NASA astronaut Andrew J. Feustel, who was launched to the International Space Station (ISS) on Wednesday, has admitted to having a “fear” that many people might find hard to believe. Feustel says he has a “mild fear of heights,” but this “fear” goes away completely once he reaches 250 miles above the Earth.
On Wednesday, Feustel was launched to the ISS onboard a Soyuz spacecraft, along with NASA astronaut Ricky Arnold and Russian cosmonaut Oleg Artemyev. It was Feustel’s third flight into space, second to the ISS, and the first into space as a long-duration crew member. Feustel will stay onboard the ISS for nearly six months and will take over the commander of the ISS in June this year.
NASA has released a video revealing five things about Feustel that most people are not aware of. In the video, Feustel reveals that he holds a dual Canadian–U.S. citizenship. He is skilled in barefoot water skiing and has been doing it since a young age. He has two sons who were born on the same day, 26 April, but two years apart. Feustel said he grew up with two dreams in his life. The first was to become a Formula One race car driver, and the second was to become an astronaut.
According to CNET, Feustel has all the abilities to overcome his fear of heights, which he has already demonstrated in his previous space trips. Feustel has spent 29 days in space and carried out six spacewalks (totaling 42 hours) during his previous two space journeys.
Feustel is from Lake Orion, Michigan, according to NASA. He was raised in Michigan and graduated from Lake Orion High School. Then, he went on to earn an Associate Science degree from Oakland Community College, Michigan and a Bachelor of Science in Solid Earth Sciences from Purdue University.
After completing his Master’s degree in Geophysics from Purdue University in 1991, he shifted to Ontario, Canada, to pursue a doctorate degree in geological sciences from Queen’s University. Feustel completed his Ph.D. in 1995.
In July 2000, he was selected by NASA for astronaut class. His initial training included five weeks of T-34 flight school at Pensacola, Florida. After completing intense astronaut training at NASA, Feustel was assigned technical duties at NASA’s Space Station Branches. His first space mission was STS-125. This mission was launched on Atlantis in May 2009 and was the final mission to service the Hubble Space Telescope.

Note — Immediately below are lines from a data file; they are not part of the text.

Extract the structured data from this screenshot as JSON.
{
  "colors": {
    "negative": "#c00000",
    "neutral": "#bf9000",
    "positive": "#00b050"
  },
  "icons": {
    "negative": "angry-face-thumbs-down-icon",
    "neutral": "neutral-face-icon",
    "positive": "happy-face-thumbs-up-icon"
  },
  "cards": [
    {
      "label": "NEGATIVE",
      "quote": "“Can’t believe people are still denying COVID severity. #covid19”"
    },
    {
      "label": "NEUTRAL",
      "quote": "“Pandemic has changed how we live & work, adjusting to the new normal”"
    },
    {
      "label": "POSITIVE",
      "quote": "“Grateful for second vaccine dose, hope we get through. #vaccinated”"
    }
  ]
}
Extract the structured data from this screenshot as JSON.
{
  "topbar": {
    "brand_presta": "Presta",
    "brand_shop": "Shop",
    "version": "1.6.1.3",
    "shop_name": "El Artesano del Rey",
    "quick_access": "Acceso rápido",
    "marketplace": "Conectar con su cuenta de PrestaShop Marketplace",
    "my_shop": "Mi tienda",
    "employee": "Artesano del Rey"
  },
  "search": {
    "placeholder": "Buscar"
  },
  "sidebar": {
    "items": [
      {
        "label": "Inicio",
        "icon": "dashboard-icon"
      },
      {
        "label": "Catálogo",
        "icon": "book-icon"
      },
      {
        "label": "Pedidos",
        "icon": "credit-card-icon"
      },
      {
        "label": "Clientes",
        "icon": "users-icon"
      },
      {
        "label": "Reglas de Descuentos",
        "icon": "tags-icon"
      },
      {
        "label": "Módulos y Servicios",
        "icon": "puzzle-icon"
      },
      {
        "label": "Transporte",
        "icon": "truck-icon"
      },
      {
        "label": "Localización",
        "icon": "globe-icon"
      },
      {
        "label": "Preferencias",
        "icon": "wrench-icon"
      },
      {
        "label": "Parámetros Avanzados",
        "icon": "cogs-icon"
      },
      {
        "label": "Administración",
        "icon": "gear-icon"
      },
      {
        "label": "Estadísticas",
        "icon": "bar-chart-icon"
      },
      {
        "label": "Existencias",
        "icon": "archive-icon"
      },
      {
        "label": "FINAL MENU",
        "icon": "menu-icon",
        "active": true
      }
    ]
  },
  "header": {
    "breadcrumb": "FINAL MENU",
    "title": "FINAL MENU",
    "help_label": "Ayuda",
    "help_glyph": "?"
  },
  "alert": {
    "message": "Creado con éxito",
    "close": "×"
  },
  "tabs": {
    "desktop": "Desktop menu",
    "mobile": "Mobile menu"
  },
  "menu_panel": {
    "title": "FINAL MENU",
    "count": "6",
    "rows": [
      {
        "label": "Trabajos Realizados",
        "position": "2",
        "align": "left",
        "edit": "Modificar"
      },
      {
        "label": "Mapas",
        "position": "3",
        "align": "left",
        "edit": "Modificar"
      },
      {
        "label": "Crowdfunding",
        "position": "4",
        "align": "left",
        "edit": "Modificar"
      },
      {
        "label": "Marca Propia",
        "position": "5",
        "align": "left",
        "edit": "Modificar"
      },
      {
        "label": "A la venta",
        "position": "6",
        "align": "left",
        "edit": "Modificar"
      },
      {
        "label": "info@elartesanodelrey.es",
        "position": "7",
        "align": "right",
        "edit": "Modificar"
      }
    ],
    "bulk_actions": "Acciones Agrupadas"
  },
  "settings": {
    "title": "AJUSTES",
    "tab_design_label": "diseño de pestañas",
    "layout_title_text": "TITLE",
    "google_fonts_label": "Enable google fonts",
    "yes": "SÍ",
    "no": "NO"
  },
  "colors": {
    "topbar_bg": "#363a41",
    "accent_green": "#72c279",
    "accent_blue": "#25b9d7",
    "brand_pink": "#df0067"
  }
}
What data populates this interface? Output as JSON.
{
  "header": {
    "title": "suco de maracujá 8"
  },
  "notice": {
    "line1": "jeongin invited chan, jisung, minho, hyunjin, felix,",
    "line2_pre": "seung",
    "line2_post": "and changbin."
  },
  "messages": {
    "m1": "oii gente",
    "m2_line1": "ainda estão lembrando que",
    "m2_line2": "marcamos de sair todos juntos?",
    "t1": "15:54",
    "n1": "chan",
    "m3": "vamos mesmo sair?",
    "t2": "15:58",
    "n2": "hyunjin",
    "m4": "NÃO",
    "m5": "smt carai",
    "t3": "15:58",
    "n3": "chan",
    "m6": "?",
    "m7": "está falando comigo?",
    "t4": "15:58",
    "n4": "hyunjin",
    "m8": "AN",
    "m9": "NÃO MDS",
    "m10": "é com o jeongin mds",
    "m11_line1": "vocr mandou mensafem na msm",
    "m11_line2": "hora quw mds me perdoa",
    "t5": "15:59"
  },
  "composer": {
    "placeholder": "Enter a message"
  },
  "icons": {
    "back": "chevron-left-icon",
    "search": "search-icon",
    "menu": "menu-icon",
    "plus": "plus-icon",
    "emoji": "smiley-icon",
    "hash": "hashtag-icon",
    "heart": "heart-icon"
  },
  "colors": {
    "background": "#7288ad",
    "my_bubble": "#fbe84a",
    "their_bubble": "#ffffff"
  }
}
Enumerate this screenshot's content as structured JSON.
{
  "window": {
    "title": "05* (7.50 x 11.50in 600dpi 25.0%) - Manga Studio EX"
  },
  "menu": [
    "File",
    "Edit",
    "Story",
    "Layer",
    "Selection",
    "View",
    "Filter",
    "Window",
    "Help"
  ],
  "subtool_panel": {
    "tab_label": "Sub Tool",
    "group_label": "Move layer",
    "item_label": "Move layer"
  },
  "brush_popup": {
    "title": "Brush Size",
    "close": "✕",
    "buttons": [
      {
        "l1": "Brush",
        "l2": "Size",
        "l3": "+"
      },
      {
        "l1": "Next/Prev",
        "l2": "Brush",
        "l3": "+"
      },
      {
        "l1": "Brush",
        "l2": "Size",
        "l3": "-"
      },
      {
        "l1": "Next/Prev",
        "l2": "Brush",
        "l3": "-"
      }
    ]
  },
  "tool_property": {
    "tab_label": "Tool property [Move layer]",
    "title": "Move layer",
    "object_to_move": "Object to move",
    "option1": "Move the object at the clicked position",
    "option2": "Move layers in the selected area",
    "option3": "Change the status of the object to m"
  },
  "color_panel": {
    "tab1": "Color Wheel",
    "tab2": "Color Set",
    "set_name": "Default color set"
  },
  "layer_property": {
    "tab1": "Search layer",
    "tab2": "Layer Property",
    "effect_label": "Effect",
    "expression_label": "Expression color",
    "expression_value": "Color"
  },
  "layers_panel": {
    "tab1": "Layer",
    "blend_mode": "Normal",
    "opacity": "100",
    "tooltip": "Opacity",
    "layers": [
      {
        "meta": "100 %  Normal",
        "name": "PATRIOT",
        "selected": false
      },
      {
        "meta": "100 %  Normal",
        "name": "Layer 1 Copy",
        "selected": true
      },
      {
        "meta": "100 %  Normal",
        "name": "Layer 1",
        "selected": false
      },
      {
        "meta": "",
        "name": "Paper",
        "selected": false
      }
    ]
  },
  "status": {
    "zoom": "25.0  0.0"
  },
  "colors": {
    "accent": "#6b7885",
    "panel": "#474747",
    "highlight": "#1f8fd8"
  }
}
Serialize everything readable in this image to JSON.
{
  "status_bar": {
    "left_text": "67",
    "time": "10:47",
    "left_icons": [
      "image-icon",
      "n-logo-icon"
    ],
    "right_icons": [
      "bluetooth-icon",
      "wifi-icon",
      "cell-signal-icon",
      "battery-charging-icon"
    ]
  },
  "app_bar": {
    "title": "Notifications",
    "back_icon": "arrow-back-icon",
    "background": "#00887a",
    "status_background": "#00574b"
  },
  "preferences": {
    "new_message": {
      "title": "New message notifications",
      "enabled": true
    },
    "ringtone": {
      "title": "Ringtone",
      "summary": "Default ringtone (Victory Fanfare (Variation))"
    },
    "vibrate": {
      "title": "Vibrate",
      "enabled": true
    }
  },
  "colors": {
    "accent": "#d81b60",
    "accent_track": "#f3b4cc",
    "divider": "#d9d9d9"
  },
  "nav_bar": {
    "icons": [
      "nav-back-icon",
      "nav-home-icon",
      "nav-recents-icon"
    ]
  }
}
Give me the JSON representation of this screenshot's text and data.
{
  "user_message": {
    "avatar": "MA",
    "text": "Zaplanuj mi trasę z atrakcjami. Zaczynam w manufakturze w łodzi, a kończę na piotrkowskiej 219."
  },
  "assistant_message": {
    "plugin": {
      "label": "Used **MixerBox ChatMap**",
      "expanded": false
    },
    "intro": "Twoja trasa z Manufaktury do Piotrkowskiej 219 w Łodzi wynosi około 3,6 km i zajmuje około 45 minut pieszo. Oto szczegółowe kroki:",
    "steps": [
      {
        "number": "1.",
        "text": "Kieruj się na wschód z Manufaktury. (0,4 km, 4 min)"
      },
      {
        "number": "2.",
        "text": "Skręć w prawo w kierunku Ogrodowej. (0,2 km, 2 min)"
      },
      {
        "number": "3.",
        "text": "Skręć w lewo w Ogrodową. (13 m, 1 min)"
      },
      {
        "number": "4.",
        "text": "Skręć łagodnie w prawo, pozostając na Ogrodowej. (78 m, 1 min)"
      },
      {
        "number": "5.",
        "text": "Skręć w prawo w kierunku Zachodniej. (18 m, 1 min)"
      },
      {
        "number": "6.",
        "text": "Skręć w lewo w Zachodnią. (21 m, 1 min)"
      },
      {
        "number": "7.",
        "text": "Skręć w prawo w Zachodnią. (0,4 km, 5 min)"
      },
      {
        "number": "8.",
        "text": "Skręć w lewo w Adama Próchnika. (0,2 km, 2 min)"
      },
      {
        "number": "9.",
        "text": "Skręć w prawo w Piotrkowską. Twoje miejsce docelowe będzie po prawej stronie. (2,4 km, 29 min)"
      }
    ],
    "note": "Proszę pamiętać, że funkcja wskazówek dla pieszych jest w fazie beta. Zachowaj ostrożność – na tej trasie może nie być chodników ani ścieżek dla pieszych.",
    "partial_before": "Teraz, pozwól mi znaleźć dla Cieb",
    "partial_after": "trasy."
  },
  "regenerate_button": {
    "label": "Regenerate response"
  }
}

Feustel’s second space mission was STS-134. It was launched on May 16, 2011, to deliver ExPress Logistics Carrier and the Alpha Magnetic Spectrometer to the ISS. It was Space Shuttle Endeavour’s final mission to the ISS.
According to NASA, Feustel is married to Indira Devi Bhatnagar, a speech pathologist from Ontario, Canada. He enjoys snow skiing, guitar, and auto restoration. He is also a fan of motorbike racing.